I would drag my protesting body to work in the winter cold, only to find my Guru subtly taking care of me, even showing me which healing herbs and juices to make in the market kitchen. After the first hour or so, I would invariably realize that I was feeling unaccountably cheerful. And I swear I got better a lot faster than if I had stayed home!
After working at the market for a year and a half, I was on my lunch break one day when the Village manager, Vidura, buttonholed me. He said, “We’re looking for someone to go down to Palo Alto and work in the legal office.” (Ananda was defending itself against SRF’s lawsuit at the time.)
He said, “Sheila (our lead attorney, now Nayaswami Naidhruva) prayed about it, and your name kept coming up. Would you be willing to move to Mountain View and help out?”
I said, “Okay, let me think about it.”
Vidura said, “All right, but we need someone soon…”
Before the words had left his mouth, I laughed and said, “Okay, I’ve thought about it – sure, I’ll go!”
I spent the next two years serving with Naidhruva and Keshava in the legal office. (Keshava managed the office.)
It was a wonderful experience. There was a tangible sense of Master’s presence beneath the surface of our lives as we fought to keep his teachings freely available to devotees everywhere. Lawsuits and lawyers don’t always spell a pleasant time, but there was a power that helped us stay strong and cheerful amid the challenges.
I no longer see service as conflicting with prayer and meditation. I find that service greatly improves my meditations, by opening my heart to God’s presence, as He serves through me.
After my work with the court case finished, I remained here in Palo Alto. My service now takes the form of singing with three Ananda groups, working occasionally in the community, and writing about Ananda.

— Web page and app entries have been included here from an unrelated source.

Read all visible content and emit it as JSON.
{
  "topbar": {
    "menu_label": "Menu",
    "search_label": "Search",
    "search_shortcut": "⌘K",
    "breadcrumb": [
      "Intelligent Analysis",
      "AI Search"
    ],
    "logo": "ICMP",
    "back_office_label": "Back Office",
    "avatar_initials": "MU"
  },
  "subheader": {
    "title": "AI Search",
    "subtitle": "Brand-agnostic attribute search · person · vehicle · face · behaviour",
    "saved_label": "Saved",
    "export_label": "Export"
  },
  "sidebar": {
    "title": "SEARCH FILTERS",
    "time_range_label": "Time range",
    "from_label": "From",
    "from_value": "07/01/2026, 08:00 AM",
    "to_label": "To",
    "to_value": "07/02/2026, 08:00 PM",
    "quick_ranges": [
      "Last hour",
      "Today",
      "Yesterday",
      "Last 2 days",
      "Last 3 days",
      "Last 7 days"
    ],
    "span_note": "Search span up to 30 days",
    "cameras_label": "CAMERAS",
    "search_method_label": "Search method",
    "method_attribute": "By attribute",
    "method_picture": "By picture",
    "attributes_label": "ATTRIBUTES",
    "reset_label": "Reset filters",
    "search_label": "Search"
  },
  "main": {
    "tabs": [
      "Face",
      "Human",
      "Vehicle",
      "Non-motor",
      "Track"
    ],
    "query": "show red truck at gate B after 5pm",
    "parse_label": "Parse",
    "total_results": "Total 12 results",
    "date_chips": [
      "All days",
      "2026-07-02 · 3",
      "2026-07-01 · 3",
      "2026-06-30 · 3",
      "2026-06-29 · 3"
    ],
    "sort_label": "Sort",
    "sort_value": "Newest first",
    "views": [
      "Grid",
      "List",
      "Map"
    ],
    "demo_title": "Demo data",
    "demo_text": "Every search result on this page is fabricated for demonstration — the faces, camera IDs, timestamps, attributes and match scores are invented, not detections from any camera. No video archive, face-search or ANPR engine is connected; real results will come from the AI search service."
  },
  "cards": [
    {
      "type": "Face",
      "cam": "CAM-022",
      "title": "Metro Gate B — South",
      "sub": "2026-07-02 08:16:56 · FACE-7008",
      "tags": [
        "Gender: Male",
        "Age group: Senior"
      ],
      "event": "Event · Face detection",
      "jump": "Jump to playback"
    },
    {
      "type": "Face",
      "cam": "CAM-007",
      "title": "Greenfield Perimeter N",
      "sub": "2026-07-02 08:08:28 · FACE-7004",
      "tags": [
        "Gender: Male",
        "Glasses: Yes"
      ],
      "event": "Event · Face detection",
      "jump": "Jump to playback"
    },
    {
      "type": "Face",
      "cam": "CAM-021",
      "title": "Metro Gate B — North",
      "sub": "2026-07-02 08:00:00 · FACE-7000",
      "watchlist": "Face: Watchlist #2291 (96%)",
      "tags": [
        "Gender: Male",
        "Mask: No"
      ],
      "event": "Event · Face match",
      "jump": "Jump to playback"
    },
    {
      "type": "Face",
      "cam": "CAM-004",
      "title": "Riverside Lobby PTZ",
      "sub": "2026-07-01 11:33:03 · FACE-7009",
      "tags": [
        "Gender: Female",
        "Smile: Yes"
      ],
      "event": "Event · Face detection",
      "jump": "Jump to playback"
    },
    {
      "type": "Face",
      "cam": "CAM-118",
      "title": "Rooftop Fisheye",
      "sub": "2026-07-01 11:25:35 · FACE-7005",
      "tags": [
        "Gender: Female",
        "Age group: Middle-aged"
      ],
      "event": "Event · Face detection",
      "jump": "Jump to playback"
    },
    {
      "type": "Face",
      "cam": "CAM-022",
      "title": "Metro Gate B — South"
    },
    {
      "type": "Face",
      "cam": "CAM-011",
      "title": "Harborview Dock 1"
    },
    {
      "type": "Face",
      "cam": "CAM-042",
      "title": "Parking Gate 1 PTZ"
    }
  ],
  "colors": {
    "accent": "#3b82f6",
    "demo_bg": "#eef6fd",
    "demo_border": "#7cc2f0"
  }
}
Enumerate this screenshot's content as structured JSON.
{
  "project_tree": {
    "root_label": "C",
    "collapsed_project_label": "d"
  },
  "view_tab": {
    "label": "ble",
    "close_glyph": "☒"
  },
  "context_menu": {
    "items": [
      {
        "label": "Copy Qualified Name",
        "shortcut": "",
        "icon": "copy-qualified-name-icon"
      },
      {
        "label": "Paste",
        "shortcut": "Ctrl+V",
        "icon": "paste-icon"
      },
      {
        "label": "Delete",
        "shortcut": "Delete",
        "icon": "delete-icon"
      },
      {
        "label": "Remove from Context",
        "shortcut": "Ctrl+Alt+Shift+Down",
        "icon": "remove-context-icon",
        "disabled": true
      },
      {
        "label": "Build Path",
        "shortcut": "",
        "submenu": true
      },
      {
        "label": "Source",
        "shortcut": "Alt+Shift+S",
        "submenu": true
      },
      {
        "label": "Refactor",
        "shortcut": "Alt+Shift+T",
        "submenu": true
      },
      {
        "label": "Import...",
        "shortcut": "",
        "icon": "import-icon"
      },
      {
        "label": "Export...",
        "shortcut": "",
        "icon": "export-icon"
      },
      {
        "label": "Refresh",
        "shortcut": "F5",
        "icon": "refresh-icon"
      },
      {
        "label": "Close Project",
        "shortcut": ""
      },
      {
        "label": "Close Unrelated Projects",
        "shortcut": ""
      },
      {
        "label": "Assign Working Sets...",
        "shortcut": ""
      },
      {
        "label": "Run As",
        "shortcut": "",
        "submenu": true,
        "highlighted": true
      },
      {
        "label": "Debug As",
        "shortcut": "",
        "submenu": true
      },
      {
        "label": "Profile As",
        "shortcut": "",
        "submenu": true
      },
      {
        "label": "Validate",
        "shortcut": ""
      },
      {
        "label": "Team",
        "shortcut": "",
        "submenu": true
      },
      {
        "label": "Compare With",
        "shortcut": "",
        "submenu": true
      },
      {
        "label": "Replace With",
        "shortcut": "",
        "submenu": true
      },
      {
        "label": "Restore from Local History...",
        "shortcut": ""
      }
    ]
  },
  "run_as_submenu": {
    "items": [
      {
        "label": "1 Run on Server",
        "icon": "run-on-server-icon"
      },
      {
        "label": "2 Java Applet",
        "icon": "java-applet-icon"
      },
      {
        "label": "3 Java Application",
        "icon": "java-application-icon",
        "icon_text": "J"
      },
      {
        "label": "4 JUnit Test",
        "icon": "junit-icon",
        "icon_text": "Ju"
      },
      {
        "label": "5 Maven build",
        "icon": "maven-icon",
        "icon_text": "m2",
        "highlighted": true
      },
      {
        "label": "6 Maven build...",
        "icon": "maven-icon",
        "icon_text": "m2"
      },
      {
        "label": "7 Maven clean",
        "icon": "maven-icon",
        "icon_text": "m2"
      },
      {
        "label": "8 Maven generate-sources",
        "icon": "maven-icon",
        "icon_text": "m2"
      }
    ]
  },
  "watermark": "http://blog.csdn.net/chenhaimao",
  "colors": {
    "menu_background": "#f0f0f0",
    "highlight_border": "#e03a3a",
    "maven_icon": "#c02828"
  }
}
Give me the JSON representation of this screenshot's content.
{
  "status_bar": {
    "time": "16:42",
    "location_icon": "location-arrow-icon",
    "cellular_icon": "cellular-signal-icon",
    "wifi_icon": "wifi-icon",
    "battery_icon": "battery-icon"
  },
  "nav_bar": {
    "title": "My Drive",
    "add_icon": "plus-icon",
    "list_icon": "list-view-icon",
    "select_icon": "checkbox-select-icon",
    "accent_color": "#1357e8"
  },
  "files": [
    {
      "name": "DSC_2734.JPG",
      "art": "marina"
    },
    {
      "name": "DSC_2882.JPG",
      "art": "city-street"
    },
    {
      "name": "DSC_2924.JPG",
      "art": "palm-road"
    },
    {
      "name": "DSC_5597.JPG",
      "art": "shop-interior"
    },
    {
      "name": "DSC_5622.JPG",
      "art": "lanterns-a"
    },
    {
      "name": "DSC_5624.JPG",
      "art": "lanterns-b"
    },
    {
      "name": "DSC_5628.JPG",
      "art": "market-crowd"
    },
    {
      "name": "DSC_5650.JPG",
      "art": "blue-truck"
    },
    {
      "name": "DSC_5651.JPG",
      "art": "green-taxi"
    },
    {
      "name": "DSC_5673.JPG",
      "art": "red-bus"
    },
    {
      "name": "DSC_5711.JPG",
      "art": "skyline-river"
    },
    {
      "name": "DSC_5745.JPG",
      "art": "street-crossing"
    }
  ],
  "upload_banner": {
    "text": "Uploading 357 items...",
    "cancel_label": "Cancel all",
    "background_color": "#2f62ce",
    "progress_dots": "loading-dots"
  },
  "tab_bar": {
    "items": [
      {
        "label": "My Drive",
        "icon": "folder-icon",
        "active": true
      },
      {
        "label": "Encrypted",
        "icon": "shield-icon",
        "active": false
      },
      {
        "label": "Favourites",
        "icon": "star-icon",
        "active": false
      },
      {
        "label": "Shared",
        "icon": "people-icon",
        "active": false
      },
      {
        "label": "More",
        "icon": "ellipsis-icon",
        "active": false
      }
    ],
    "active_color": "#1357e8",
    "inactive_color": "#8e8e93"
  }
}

People often come to Ananda hoping, as I did, to find God’s joy, love, and inner guidance. They meditate faithfully and try to bring God more into their lives. But at some point, many find their efforts bogging down. Their meditations don’t have the same inspiration as when they were just starting out on the path. And they aren’t feeling the joy that they suspect they should be.
In many, if not all cases, it’s simply because they haven’t learned to serve. That’s perhaps an unfortunate way of putting it, because “learning to serve” sounds a bit too much like unpleasant duty. But, in fact, God gives us opportunities to serve, not because he wants to place us firmly under his thumb and make us build His work, but because He wants us to be happy. And He knows that happiness can come to us most easily if we join Him and let Him serve others through us. It’s really as simple as that – if you want to thrive on the spiritual path, then learn to take delight in serving.
To understand this truth more deeply, it helps to spend time with devotees who’ve learned to enjoy service. To that end, I created a booklet called “Thy Light Within Us Shining.” It’s a collection of stories and interviews with devotees who are part of Ananda Sangha here in Palo Alto. If you’re looking to “catch the bug” of service and find God’s joy expressing more through you, I think you might enjoy it.